• [App and web page records]
[Start of section]

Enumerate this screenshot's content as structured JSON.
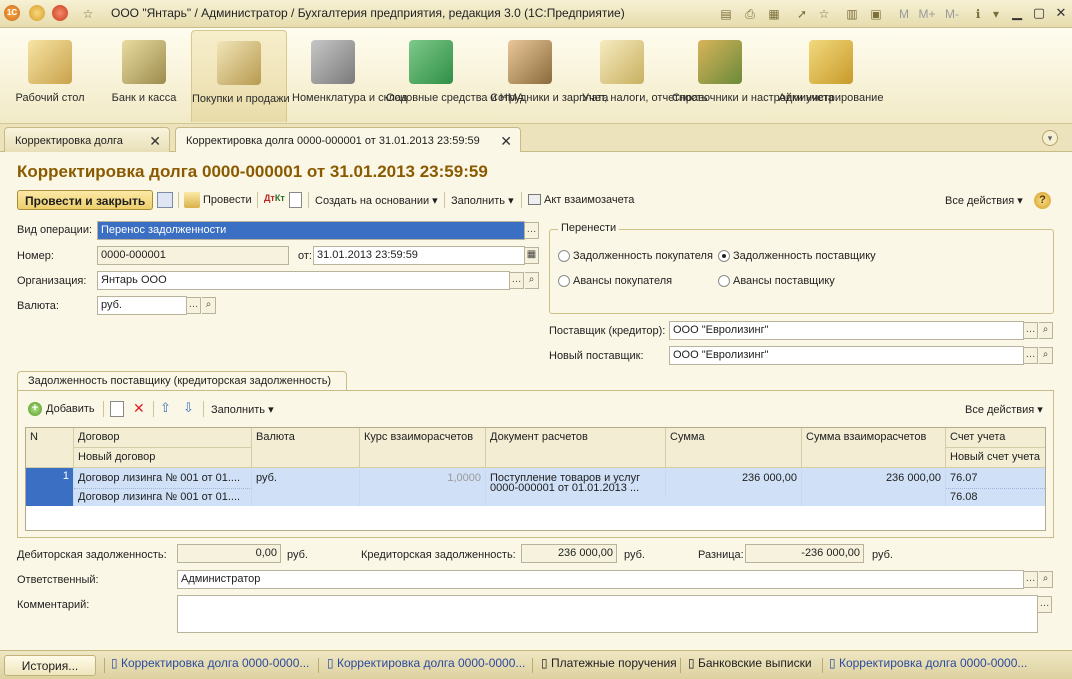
{
  "window": {
    "title": "ООО \"Янтарь\" / Администратор / Бухгалтерия предприятия, редакция 3.0  (1С:Предприятие)",
    "logo": "1С",
    "toolbar_mem": [
      "M",
      "M+",
      "M-"
    ]
  },
  "sections": [
    {
      "label": "Рабочий стол",
      "icon": "desktop-icon"
    },
    {
      "label": "Банк и касса",
      "icon": "bank-icon"
    },
    {
      "label": "Покупки и продажи",
      "icon": "truck-icon"
    },
    {
      "label": "Номенклатура и склад",
      "icon": "warehouse-icon"
    },
    {
      "label": "Основные средства и НМА",
      "icon": "assets-icon"
    },
    {
      "label": "Сотрудники и зарплата",
      "icon": "employee-icon"
    },
    {
      "label": "Учет, налоги, отчетность",
      "icon": "reports-icon"
    },
    {
      "label": "Справочники и настройки учета",
      "icon": "binders-icon"
    },
    {
      "label": "Администрирование",
      "icon": "admin-icon"
    }
  ],
  "tabs": [
    {
      "label": "Корректировка долга"
    },
    {
      "label": "Корректировка долга 0000-000001 от 31.01.2013 23:59:59"
    }
  ],
  "form": {
    "title": "Корректировка долга 0000-000001 от 31.01.2013 23:59:59",
    "toolbar": {
      "post_close": "Провести и закрыть",
      "post": "Провести",
      "create_based": "Создать на основании",
      "fill": "Заполнить",
      "act": "Акт взаимозачета",
      "all_actions": "Все действия",
      "help": "?"
    },
    "op_type_label": "Вид операции:",
    "op_type_value": "Перенос задолженности",
    "number_label": "Номер:",
    "number_value": "0000-000001",
    "date_label": "от:",
    "date_value": "31.01.2013 23:59:59",
    "org_label": "Организация:",
    "org_value": "Янтарь ООО",
    "currency_label": "Валюта:",
    "currency_value": "руб.",
    "transfer_group": {
      "title": "Перенести",
      "options": [
        {
          "label": "Задолженность покупателя",
          "selected": false
        },
        {
          "label": "Задолженность поставщику",
          "selected": true
        },
        {
          "label": "Авансы покупателя",
          "selected": false
        },
        {
          "label": "Авансы поставщику",
          "selected": false
        }
      ]
    },
    "supplier_label": "Поставщик (кредитор):",
    "supplier_value": "ООО \"Евролизинг\"",
    "new_supplier_label": "Новый поставщик:",
    "new_supplier_value": "ООО \"Евролизинг\"",
    "table_tab": "Задолженность поставщику (кредиторская задолженность)",
    "table_toolbar": {
      "add": "Добавить",
      "fill": "Заполнить",
      "all_actions": "Все действия"
    },
    "table": {
      "headers": [
        "N",
        "Договор",
        "Валюта",
        "Курс взаиморасчетов",
        "Документ расчетов",
        "Сумма",
        "Сумма взаиморасчетов",
        "Счет учета"
      ],
      "subheaders": {
        "contract": "Новый договор",
        "account": "Новый счет учета"
      },
      "rows": [
        {
          "n": "1",
          "contract": "Договор лизинга № 001 от 01....",
          "new_contract": "Договор лизинга № 001 от 01....",
          "currency": "руб.",
          "rate": "1,0000",
          "doc_line1": "Поступление товаров и услуг",
          "doc_line2": "0000-000001 от 01.01.2013 ...",
          "sum": "236 000,00",
          "settle_sum": "236 000,00",
          "account": "76.07",
          "new_account": "76.08"
        }
      ]
    },
    "debit_label": "Дебиторская задолженность:",
    "debit_value": "0,00",
    "credit_label": "Кредиторская задолженность:",
    "credit_value": "236 000,00",
    "diff_label": "Разница:",
    "diff_value": "-236 000,00",
    "rub": "руб.",
    "responsible_label": "Ответственный:",
    "responsible_value": "Администратор",
    "comment_label": "Комментарий:",
    "comment_value": ""
  },
  "taskbar": {
    "history": "История...",
    "items": [
      "Корректировка долга 0000-0000...",
      "Корректировка долга 0000-0000...",
      "Платежные поручения",
      "Банковские выписки",
      "Корректировка долга 0000-0000..."
    ]
  },
  "colors": {
    "accent_title": "#8a5a00",
    "selection": "#3a6fc4",
    "row_highlight": "#cfe0f7",
    "link": "#2b4a9c"
  }
}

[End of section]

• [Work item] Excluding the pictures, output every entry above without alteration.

• [Answer]
Enumerate this screenshot's content as structured JSON.
{
  "window": {
    "title": "ООО \"Янтарь\" / Администратор / Бухгалтерия предприятия, редакция 3.0  (1С:Предприятие)",
    "logo": "1С",
    "toolbar_mem": [
      "M",
      "M+",
      "M-"
    ]
  },
  "sections": [
    {
      "label": "Рабочий стол",
      "icon": "desktop-icon"
    },
    {
      "label": "Банк и касса",
      "icon": "bank-icon"
    },
    {
      "label": "Покупки и продажи",
      "icon": "truck-icon"
    },
    {
      "label": "Номенклатура и склад",
      "icon": "warehouse-icon"
    },
    {
      "label": "Основные средства и НМА",
      "icon": "assets-icon"
    },
    {
      "label": "Сотрудники и зарплата",
      "icon": "employee-icon"
    },
    {
      "label": "Учет, налоги, отчетность",
      "icon": "reports-icon"
    },
    {
      "label": "Справочники и настройки учета",
      "icon": "binders-icon"
    },
    {
      "label": "Администрирование",
      "icon": "admin-icon"
    }
  ],
  "tabs": [
    {
      "label": "Корректировка долга"
    },
    {
      "label": "Корректировка долга 0000-000001 от 31.01.2013 23:59:59"
    }
  ],
  "form": {
    "title": "Корректировка долга 0000-000001 от 31.01.2013 23:59:59",
    "toolbar": {
      "post_close": "Провести и закрыть",
      "post": "Провести",
      "create_based": "Создать на основании",
      "fill": "Заполнить",
      "act": "Акт взаимозачета",
      "all_actions": "Все действия",
      "help": "?"
    },
    "op_type_label": "Вид операции:",
    "op_type_value": "Перенос задолженности",
    "number_label": "Номер:",
    "number_value": "0000-000001",
    "date_label": "от:",
    "date_value": "31.01.2013 23:59:59",
    "org_label": "Организация:",
    "org_value": "Янтарь ООО",
    "currency_label": "Валюта:",
    "currency_value": "руб.",
    "transfer_group": {
      "title": "Перенести",
      "options": [
        {
          "label": "Задолженность покупателя",
          "selected": false
        },
        {
          "label": "Задолженность поставщику",
          "selected": true
        },
        {
          "label": "Авансы покупателя",
          "selected": false
        },
        {
          "label": "Авансы поставщику",
          "selected": false
        }
      ]
    },
    "supplier_label": "Поставщик (кредитор):",
    "supplier_value": "ООО \"Евролизинг\"",
    "new_supplier_label": "Новый поставщик:",
    "new_supplier_value": "ООО \"Евролизинг\"",
    "table_tab": "Задолженность поставщику (кредиторская задолженность)",
    "table_toolbar": {
      "add": "Добавить",
      "fill": "Заполнить",
      "all_actions": "Все действия"
    },
    "table": {
      "headers": [
        "N",
        "Договор",
        "Валюта",
        "Курс взаиморасчетов",
        "Документ расчетов",
        "Сумма",
        "Сумма взаиморасчетов",
        "Счет учета"
      ],
      "subheaders": {
        "contract": "Новый договор",
        "account": "Новый счет учета"
      },
      "rows": [
        {
          "n": "1",
          "contract": "Договор лизинга № 001 от 01....",
          "new_contract": "Договор лизинга № 001 от 01....",
          "currency": "руб.",
          "rate": "1,0000",
          "doc_line1": "Поступление товаров и услуг",
          "doc_line2": "0000-000001 от 01.01.2013 ...",
          "sum": "236 000,00",
          "settle_sum": "236 000,00",
          "account": "76.07",
          "new_account": "76.08"
        }
      ]
    },
    "debit_label": "Дебиторская задолженность:",
    "debit_value": "0,00",
    "credit_label": "Кредиторская задолженность:",
    "credit_value": "236 000,00",
    "diff_label": "Разница:",
    "diff_value": "-236 000,00",
    "rub": "руб.",
    "responsible_label": "Ответственный:",
    "responsible_value": "Администратор",
    "comment_label": "Комментарий:",
    "comment_value": ""
  },
  "taskbar": {
    "history": "История...",
    "items": [
      "Корректировка долга 0000-0000...",
      "Корректировка долга 0000-0000...",
      "Платежные поручения",
      "Банковские выписки",
      "Корректировка долга 0000-0000..."
    ]
  },
  "colors": {
    "accent_title": "#8a5a00",
    "selection": "#3a6fc4",
    "row_highlight": "#cfe0f7",
    "link": "#2b4a9c"
  }
}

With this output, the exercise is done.